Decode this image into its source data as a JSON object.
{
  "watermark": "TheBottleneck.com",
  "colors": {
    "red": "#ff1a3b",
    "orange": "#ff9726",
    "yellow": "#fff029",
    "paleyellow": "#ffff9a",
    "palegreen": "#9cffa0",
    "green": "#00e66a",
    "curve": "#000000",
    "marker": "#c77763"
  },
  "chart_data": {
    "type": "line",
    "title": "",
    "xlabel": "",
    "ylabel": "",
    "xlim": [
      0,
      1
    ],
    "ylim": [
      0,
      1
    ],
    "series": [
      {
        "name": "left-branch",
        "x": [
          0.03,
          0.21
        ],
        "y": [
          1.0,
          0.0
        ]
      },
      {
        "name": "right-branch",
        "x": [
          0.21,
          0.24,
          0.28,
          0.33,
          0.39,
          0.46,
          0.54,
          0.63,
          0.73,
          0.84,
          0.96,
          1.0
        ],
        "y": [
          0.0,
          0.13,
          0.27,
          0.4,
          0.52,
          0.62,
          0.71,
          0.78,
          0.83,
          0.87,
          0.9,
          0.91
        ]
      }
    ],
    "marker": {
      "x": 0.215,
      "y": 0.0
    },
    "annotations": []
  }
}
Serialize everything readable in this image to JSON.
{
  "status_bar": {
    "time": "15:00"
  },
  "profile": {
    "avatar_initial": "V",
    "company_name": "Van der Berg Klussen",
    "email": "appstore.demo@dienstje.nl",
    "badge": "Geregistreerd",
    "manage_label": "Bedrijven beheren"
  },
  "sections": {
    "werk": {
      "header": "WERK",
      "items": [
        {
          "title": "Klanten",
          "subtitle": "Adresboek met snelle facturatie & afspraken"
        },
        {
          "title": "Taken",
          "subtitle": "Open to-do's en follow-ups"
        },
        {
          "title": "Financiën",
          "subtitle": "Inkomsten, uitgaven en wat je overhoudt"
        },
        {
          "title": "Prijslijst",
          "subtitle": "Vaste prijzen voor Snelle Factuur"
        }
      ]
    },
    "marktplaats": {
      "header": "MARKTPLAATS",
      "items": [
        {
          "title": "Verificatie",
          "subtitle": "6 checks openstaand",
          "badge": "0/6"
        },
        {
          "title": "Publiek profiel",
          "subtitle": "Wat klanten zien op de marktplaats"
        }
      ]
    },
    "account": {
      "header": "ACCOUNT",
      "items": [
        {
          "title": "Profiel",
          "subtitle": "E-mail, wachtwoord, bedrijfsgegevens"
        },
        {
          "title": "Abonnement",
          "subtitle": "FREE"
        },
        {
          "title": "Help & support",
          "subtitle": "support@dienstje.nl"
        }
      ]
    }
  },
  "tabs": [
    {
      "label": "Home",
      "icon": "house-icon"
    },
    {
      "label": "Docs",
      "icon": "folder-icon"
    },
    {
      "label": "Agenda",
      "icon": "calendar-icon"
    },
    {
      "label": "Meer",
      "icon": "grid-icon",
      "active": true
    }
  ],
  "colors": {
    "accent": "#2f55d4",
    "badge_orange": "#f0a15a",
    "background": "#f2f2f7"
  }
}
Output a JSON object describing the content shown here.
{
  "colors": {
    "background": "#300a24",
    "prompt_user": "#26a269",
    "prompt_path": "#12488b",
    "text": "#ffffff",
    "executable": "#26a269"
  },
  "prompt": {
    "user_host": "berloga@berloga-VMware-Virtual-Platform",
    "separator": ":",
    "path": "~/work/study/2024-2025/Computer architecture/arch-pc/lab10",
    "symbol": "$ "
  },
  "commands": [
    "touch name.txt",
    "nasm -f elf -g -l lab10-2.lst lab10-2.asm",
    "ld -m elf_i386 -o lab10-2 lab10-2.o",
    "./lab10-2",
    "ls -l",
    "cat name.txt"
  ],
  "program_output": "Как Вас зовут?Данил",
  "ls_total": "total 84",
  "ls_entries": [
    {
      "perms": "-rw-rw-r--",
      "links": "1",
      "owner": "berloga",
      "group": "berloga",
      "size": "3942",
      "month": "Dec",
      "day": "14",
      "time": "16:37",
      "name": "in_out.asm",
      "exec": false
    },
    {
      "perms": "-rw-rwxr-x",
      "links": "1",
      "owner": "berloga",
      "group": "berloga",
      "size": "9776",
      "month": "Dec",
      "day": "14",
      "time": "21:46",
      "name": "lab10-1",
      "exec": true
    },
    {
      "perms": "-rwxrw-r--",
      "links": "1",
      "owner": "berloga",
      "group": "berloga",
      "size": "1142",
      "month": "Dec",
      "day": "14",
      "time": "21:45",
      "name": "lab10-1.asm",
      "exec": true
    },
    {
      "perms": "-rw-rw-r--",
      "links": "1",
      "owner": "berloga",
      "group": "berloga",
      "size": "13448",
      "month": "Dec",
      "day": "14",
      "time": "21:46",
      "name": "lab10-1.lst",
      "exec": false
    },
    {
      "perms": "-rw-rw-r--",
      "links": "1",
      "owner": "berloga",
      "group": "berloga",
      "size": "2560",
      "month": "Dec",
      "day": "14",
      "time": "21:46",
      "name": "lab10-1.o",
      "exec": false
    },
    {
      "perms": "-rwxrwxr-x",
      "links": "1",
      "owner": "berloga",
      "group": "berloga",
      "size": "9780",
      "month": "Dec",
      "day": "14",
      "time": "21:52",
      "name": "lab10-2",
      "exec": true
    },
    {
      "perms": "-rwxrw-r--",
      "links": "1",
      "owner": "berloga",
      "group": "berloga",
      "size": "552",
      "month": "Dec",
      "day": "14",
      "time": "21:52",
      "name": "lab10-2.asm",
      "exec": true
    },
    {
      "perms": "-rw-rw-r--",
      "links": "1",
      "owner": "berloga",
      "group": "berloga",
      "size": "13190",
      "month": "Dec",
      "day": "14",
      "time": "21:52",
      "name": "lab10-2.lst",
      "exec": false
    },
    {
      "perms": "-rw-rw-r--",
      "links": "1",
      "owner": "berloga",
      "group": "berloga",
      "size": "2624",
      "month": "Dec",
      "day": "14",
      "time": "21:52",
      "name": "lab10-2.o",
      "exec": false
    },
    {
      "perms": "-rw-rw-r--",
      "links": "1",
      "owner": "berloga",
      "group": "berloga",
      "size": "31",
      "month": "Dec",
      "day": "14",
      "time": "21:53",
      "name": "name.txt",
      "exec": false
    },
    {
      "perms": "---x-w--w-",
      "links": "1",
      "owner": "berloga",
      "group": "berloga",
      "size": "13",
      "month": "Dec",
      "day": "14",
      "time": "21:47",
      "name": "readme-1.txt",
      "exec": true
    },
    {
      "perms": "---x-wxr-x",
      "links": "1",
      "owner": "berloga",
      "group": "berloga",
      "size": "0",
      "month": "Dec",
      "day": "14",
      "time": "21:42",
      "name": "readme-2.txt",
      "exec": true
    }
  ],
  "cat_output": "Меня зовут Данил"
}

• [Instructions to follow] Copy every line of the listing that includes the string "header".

• [Response to the task]
      "header": "WERK",
      "header": "MARKTPLAATS",
      "header": "ACCOUNT",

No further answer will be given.